Multi-Instrument Intercalibration (MIIC) Framework: Extensions and Deployment
Principal Investigator (PI): Chris Currey, NASA's Atmospheric Science Data Center (ASDC)
Improving the accuracy of the satellite-based Earth Observing System is a crucial objective for climate science. Climate quality measurements require accurate calibration. Intercalibration ties the calibration of one instrument to a more accurate, preferably SI-traceable, reference instrument by matching measurements in time, space, wavelength, and view angles. The challenge is to find and acquire these matched samples from within the large data volumes distributed across international data centers. For intercalibration typically less than 0.1 % of the data volume are required for analysis.
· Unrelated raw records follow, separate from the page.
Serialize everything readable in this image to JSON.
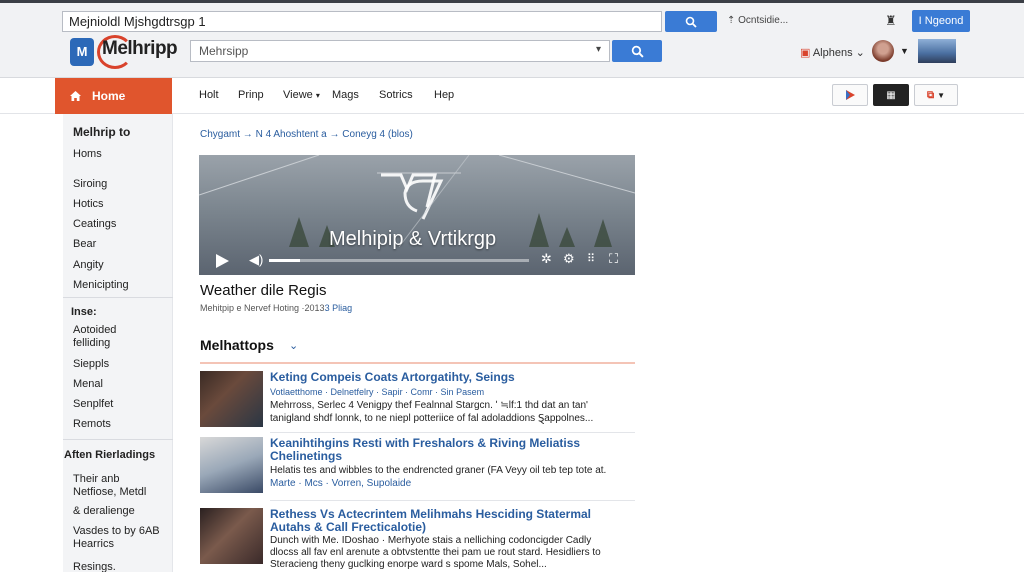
{
  "browser": {
    "url": "Mejnioldl Mjshgdtrsgp 1",
    "options_label": "⇡ Ocntsidie...",
    "signin_label": "I Ngeond"
  },
  "header": {
    "logo_text": "Melhripp",
    "search_placeholder": "Mehrsipp",
    "alerts_label": "Alphens",
    "alerts_caret": "⌄"
  },
  "nav": {
    "home_label": "Home",
    "items": [
      "Holt",
      "Prinp",
      "Viewe",
      "Mags",
      "Sotrics",
      "Hep"
    ]
  },
  "sidebar": {
    "section1_title": "Melhrip to",
    "section1_items": [
      "Homs",
      "Siroing",
      "Hotics",
      "Ceatings",
      "Bear",
      "Angity",
      "Menicipting"
    ],
    "section2_title": "Inse:",
    "section2_items": [
      "Aotoided felliding",
      "Sieppls",
      "Menal",
      "Senplfet",
      "Remots"
    ],
    "section3_title": "Aften Rierladings",
    "section3_items": [
      "Their anb Netfiose, Metdl",
      "& deralienge",
      "Vasdes to by 6AB Hearrics",
      "Resings."
    ]
  },
  "main": {
    "breadcrumb": "Chygamt → N 4 Ahoshtent a → Coneyg 4 (blos)",
    "video_title": "Melhipip & Vrtikrgp",
    "video_progress": 0.12,
    "article_title": "Weather dile Regis",
    "article_meta": "Mehitpip e Nervef Hoting ·2013",
    "article_meta_link": "3 Pliag",
    "section_heading": "Melhattops",
    "stories": [
      {
        "title": "Keting Compeis Coats Artorgatihty, Seings",
        "line1": "Votlaetthome · Delnetfelry · Sapir · Comr · Sin Pasem",
        "line2": "Mehrross, Serlec 4 Venigpy thef Fealnnal Stargcn. ʹ ≒lf:1 thd dat an tan'",
        "line3": "tanigland shdf lonnk, to ne niepl potteriice of fal adoladdions Ȿappolnes..."
      },
      {
        "title": "Keanihtihgins Resti with Freshalors & Riving Meliatiss Chelinetings",
        "line1": "Helatis tes and wibbles to the endrencted graner (FA Veyy oil teb tep tote at.",
        "line2": "Marte · Mcs · Vorren, Supolaide"
      },
      {
        "title": "Rethess Vs Actecrintem Melihmahs Hesciding Statermal Autahs & Call Frecticalotie)",
        "line1": "Dunch with Me. IDoshao · Merhyote stais a nelliching codoncigder Cadly",
        "line2": "dlocss all fav enl arenute a obtvstentte thei pam ue rout stard. Hesidliers to",
        "line3": "Steracieng theny guclking enorpe ward s spome Mals, Sohel..."
      }
    ]
  },
  "colors": {
    "accent": "#e0552d",
    "link": "#2a5d9f",
    "button": "#3a7bd5"
  }
}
Software tools and networking middleware are needed to intelligently select and acquire matched samples from multiple instruments on separate spacecraft. Matched instantaneous observations are also used in cloud, aerosol, and model comparative analysis studies. The Multi-Instrument Intercalibration (MIIC) Framework is a collection of software to support intercalibration and intercomparison studies within NASA and National Oceanic and Atmospheric Administration (NOAA) data systems.
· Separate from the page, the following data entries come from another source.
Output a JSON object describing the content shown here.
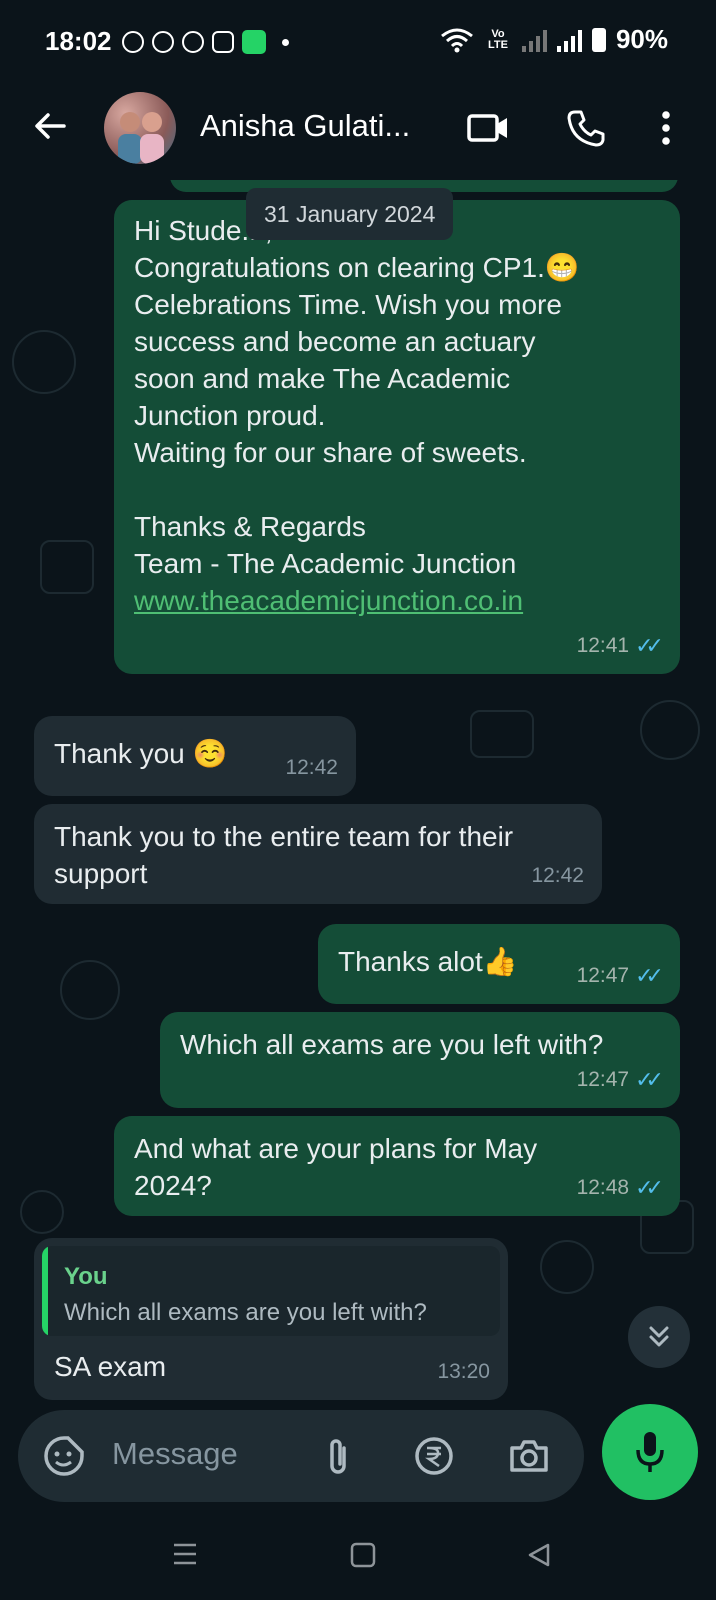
{
  "status_bar": {
    "time": "18:02",
    "network_label": "Vo LTE",
    "battery": "90%"
  },
  "header": {
    "contact_name": "Anisha Gulati..."
  },
  "date_chip": "31 January 2024",
  "messages": [
    {
      "direction": "out",
      "lines": [
        "Hi Stude...,",
        "Congratulations on clearing CP1.😁",
        "Celebrations Time. Wish you more",
        "success and become an actuary",
        "soon and make The Academic",
        "Junction proud.",
        "Waiting for our share of sweets.",
        "",
        "Thanks & Regards",
        "Team - The Academic Junction"
      ],
      "link": "www.theacademicjunction.co.in",
      "time": "12:41",
      "status": "read"
    },
    {
      "direction": "in",
      "text": "Thank you ☺️",
      "time": "12:42"
    },
    {
      "direction": "in",
      "lines": [
        "Thank you to the entire team for their",
        "support"
      ],
      "time": "12:42"
    },
    {
      "direction": "out",
      "text": "Thanks alot👍",
      "time": "12:47",
      "status": "read"
    },
    {
      "direction": "out",
      "text": "Which all exams are you left with?",
      "time": "12:47",
      "status": "read"
    },
    {
      "direction": "out",
      "lines": [
        "And what are your plans for May",
        "2024?"
      ],
      "time": "12:48",
      "status": "read"
    },
    {
      "direction": "in",
      "quote": {
        "author": "You",
        "text": "Which all exams are you left with?"
      },
      "text": "SA exam",
      "time": "13:20"
    }
  ],
  "input": {
    "placeholder": "Message"
  },
  "colors": {
    "background": "#0b141a",
    "outgoing_bubble": "#144d37",
    "incoming_bubble": "#202c33",
    "accent_green": "#21c063",
    "read_ticks": "#53bdeb"
  }
}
The World Meteorological Organization Global Space based Inter-Calibration System (GSICS) working group analyzes methods and recommends algorithms to improve the calibration of both low-Earth orbit and geostationary-Earth orbit instruments. We have implemented a number of the GSICS recommended low-Earth orbit/low-Earth orbit and low-Earth orbit/geostationary-Earth orbit algorithms as part of the ROSES-2011 Multi-Instrument Intercalibration (MIIC) Framework. We have demonstrated the feasibility and benefit of distributed services built on top of the Open-source Project for a Network Data Access Protocol (OPeNDAP) networking middleware and server-side functions to support CAL-VAL activities. For this proposal we will extend the features of the MIIC Framework and deploy web services with access to data from both ASDC and NOAA's National Climate Data Center Comprehensive Large Array-data Stewardship System. We will leverage the mature capabilities from OPeNDAP, ASDC, the NCDC, and work performed in the earlier MIIC effort.
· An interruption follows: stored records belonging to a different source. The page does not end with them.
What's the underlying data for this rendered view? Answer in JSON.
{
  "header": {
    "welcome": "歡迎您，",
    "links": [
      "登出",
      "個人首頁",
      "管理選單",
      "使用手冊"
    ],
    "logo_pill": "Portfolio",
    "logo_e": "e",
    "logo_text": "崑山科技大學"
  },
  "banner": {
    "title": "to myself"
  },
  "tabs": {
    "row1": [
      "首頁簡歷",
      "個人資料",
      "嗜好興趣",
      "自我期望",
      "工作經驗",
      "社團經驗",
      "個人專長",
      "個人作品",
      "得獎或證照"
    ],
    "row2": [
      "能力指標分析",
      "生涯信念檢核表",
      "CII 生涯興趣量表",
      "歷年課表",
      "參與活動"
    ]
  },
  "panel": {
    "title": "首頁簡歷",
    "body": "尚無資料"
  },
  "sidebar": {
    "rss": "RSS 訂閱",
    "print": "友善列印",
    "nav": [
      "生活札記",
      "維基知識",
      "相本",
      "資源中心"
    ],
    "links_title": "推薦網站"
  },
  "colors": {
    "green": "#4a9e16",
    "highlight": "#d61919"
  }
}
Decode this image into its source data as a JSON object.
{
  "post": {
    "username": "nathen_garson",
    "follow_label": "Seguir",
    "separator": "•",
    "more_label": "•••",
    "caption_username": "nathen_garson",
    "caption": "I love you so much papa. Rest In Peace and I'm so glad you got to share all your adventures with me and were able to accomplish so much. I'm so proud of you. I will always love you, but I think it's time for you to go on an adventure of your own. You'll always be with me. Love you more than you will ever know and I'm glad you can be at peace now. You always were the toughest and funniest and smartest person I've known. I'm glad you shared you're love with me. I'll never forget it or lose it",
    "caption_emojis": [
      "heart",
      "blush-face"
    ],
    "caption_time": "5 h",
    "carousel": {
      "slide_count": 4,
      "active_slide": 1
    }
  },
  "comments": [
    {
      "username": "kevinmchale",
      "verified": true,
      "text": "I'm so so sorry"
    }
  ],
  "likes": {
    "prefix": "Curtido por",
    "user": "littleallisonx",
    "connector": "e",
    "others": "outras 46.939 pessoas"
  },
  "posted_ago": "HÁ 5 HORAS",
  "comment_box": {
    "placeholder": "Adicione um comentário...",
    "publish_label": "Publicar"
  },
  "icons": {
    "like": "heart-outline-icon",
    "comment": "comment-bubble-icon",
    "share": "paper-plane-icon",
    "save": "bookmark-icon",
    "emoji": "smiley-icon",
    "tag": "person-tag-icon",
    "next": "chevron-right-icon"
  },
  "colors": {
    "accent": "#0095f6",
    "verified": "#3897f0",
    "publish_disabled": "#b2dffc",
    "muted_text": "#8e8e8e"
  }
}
The MIIC aggregation services intelligently select and acquire matched data on-the-fly from both data centers. Event Prediction, Data Acquisition, and Analysis web services are used to locate, acquire, and process matched satellite observation data. Users submit instrument sampling and filtering criteria through a web interface or representational state transfer (RESTful) API. Event Prediction identifies coincident measurements with matched viewing geometries prior to data download using complex orbit propagation and spherical geometry calculations. Data Acquisition communicates with OPeNDAP-MIIC server-side functions to match measurements by resampling data onto common Earth referenced equal angle grids, instrument instantaneous field-of-views (IFOVs), or spectral grids. This combination of intelligent selection and server-side processing significantly reduces network traffic and data to process on local servers. We will demonstrate intercalibration, intercomparison, and model comparison with observations using Clouds and the Earth's Radiant Energy System (CERES), Cross-track Infrared Sounder (CrIS), Visible Infrared Imaging Radiometer Suite (VIIRS), Geostationary Operational Environmental Satellite (GOES), Scanning Imaging Absorption spectrometer for Atmospheric Chartography (SCIAMACHY), and Observing System Simulation Experiments data. The MIIC Framework software will be generalized to support comparative analyses using both Level 1 and Level 2 data parameters. The Event Predictor will be extended to identify satellite instrument data over surface targets such as Libya-4 and Dome C. Histogram data analysis (1D and 2D) and additional atmospheric and surface type filtering will be added. The deployment of the MIIC Framework will enhance access to large distributed collections of multi-mission, multi-instrument data, at both NASA Distributed Active Archive Centers (DAACs) and non-NASA data centers, in support of intercalibration and other comparative analysis studies.
Page Last Updated: Feb 18, 2020 at 1:37 PM EST